The move gives DNF a new weapon with which to accelerate its iSCSI development aspirations toward larger enterprise deployments, and brings a broader cache of backup and Fibre Channel SAN (storage area network) optimization capabilities under its hood.
StoneFly Networks will act as a wholly owned subsidiary of DNF.
The company will be primarily responsible for pushing its business outside U.S. borders and expanding its turnkey iSCSI product line beyond entry-level and midrange offerings to include heftier SANs capable of scaling up to 100 terabytes, according to Mo Tahmasebi, president and CEO of DNF, based in Hayward, Calif.
Tahmasebi said he will operate as president and CEO of both DNF and StoneFly. StoneFlys current director of operations, Dennis Hergert, will stay on and run DNFs new storage division, which will remain at its San Diego facilities.
Demand for iSCSI is heating up as enterprises and even SMBs (small to midsize businesses) are building up their SAN deployments and want to enable data transfers and remote backups, as well as more easily manage their storage over longer distances at lower price points.
According to IT research firm IDC, based in Framingham, Mass., the iSCSI storage systems market will grow from $119 million in 204 to $4.7 billion by 2009.
DNF made a small investment in StoneFly last December, but at the time Tahmasebi deemed the joint venture to simply be a strong partnership. However, the acquisition officially answers any lingering questions of whether or when StoneFly would fall completely under DNF ownership.
Raising $34 million in funding over the last five years, StoneFly has struggled over the last 24 months to find additional funding to keep pace with large-scale storage vendors slowly encroaching on the iSCSI support arena or niche iSCSI competitors such as EqualLogic and Lefthand Networks.
Backed by its DataStor, FlexStor and StorBank storage products, DNFs technology portfolio includes SAN, NAS (network-attached storage), RAID, backup and iSCSI systems.

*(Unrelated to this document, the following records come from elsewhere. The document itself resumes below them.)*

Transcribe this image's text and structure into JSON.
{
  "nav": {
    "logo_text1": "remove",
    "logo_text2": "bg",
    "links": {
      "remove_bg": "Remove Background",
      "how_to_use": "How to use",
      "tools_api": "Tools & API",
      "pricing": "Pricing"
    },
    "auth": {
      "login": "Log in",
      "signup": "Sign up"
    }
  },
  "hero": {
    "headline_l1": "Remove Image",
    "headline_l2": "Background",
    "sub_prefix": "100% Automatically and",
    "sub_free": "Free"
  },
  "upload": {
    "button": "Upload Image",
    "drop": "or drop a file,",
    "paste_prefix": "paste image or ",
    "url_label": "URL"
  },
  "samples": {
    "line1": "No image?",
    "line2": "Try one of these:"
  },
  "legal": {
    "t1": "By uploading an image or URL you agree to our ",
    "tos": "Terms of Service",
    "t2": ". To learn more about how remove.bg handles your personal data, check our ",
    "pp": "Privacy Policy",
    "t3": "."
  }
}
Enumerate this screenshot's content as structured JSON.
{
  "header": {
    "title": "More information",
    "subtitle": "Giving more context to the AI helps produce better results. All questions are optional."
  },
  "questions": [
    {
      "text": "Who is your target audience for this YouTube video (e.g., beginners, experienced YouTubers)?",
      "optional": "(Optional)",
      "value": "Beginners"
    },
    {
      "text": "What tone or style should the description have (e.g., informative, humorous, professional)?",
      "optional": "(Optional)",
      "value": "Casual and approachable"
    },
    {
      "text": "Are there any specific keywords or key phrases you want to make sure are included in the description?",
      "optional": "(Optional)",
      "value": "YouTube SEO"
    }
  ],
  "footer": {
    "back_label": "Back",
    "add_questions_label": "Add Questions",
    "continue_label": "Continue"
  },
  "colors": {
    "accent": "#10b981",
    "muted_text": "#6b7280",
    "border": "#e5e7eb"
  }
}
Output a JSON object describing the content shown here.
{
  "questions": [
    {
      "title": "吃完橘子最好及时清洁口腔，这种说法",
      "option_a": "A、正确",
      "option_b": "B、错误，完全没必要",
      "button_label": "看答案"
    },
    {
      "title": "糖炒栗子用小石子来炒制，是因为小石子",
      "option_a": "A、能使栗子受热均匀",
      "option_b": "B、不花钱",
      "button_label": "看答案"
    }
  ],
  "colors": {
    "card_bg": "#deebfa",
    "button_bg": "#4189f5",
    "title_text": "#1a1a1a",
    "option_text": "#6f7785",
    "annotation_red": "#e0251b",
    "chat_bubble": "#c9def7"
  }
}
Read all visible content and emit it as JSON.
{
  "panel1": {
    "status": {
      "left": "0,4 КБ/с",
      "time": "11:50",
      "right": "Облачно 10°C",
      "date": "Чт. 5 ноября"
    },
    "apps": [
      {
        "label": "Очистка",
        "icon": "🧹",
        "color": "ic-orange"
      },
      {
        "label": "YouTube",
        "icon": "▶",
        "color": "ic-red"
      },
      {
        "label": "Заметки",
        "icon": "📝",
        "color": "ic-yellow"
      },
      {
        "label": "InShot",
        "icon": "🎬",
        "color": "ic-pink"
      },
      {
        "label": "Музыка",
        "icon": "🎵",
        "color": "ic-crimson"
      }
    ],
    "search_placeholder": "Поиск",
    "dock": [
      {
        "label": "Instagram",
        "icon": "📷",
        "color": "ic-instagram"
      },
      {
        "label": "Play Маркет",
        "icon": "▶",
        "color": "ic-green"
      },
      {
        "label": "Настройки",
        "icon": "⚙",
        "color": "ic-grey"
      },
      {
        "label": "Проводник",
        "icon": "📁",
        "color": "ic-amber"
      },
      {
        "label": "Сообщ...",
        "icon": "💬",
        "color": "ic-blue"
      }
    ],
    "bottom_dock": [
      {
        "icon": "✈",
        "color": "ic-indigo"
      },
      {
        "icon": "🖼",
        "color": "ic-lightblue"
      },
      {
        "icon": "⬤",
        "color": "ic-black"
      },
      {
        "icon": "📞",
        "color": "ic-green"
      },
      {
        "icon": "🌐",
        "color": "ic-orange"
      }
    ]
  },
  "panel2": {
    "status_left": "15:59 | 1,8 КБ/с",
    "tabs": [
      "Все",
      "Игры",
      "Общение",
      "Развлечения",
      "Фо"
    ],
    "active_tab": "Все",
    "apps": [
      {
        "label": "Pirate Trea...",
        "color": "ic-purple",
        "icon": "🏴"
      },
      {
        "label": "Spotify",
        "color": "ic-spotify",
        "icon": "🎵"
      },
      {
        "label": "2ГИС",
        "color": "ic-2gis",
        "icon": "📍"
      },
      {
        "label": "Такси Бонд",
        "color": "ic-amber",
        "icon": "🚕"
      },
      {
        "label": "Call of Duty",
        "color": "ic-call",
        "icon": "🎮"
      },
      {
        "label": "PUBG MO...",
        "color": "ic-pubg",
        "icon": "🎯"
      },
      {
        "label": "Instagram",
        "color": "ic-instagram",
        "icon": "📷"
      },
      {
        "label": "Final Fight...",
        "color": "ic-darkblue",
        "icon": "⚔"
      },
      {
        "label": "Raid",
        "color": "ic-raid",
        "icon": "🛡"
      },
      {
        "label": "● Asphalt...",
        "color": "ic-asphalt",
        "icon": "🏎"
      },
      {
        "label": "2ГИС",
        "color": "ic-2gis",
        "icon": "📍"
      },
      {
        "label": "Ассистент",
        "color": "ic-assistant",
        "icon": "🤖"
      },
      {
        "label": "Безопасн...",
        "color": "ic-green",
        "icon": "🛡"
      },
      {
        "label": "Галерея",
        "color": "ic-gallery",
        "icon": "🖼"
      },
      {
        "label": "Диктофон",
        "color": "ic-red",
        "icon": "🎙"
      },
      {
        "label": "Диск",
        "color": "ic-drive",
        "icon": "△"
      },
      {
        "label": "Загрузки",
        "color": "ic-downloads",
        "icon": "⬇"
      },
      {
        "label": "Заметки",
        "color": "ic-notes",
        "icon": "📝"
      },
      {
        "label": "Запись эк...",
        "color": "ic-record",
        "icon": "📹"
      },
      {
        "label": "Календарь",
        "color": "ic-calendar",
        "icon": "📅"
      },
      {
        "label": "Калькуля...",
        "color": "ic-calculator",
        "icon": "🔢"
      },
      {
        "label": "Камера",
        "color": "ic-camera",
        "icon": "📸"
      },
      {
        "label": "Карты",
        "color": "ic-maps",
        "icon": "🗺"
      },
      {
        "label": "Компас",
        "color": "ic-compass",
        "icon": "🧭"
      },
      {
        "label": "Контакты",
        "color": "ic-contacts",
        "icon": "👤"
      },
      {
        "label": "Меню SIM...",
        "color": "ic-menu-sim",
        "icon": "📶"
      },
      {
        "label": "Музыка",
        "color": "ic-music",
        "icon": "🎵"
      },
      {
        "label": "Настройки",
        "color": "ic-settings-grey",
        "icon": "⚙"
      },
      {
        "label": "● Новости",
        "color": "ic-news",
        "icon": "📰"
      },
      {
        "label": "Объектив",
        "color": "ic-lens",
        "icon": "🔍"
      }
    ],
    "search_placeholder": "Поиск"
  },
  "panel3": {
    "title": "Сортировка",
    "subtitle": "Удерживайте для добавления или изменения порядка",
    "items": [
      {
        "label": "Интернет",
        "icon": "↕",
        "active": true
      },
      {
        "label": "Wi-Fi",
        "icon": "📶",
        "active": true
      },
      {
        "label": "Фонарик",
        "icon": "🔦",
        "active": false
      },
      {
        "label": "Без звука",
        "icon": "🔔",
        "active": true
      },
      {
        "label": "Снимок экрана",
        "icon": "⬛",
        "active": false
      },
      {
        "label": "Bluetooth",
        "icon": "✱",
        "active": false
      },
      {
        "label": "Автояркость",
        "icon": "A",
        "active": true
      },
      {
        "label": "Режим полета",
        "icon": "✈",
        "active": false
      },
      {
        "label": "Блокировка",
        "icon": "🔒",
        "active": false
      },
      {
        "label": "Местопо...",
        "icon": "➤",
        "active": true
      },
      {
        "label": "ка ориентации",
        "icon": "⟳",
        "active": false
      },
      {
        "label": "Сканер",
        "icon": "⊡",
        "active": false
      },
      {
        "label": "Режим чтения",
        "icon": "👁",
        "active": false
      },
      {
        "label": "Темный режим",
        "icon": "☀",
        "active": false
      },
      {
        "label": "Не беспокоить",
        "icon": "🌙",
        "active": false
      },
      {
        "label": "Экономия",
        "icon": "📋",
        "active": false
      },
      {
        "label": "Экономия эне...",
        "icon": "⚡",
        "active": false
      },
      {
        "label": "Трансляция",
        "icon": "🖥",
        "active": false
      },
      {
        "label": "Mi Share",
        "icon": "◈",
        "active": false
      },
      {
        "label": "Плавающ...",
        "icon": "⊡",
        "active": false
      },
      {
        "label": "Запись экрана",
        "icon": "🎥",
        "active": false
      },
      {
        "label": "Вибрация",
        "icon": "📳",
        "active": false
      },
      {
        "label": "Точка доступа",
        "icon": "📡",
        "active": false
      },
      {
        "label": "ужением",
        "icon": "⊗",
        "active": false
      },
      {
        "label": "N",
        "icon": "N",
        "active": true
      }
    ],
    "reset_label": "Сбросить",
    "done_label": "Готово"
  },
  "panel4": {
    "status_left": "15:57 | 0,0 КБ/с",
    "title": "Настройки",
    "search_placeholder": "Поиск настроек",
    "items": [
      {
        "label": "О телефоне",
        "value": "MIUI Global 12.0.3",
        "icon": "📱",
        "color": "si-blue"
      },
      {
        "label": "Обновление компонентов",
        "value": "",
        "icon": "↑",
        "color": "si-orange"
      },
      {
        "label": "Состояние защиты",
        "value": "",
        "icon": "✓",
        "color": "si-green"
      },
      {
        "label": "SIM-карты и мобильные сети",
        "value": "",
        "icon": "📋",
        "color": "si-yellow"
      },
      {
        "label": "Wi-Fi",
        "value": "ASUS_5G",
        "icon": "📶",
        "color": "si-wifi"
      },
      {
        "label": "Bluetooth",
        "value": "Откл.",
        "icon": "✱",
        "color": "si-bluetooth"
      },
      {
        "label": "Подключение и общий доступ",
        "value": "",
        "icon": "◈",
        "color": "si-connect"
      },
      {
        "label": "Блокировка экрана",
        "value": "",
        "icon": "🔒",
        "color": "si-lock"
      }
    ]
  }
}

The organization began its existence in 1989 as a U.S. subsidiary of CSK Electronics, a Japanese IT company. CSK Electronics refined its strategy for DNF in 1998 by turning the hardware division toward storage. Less than a year later DNF was spun off as an independent, privately held company.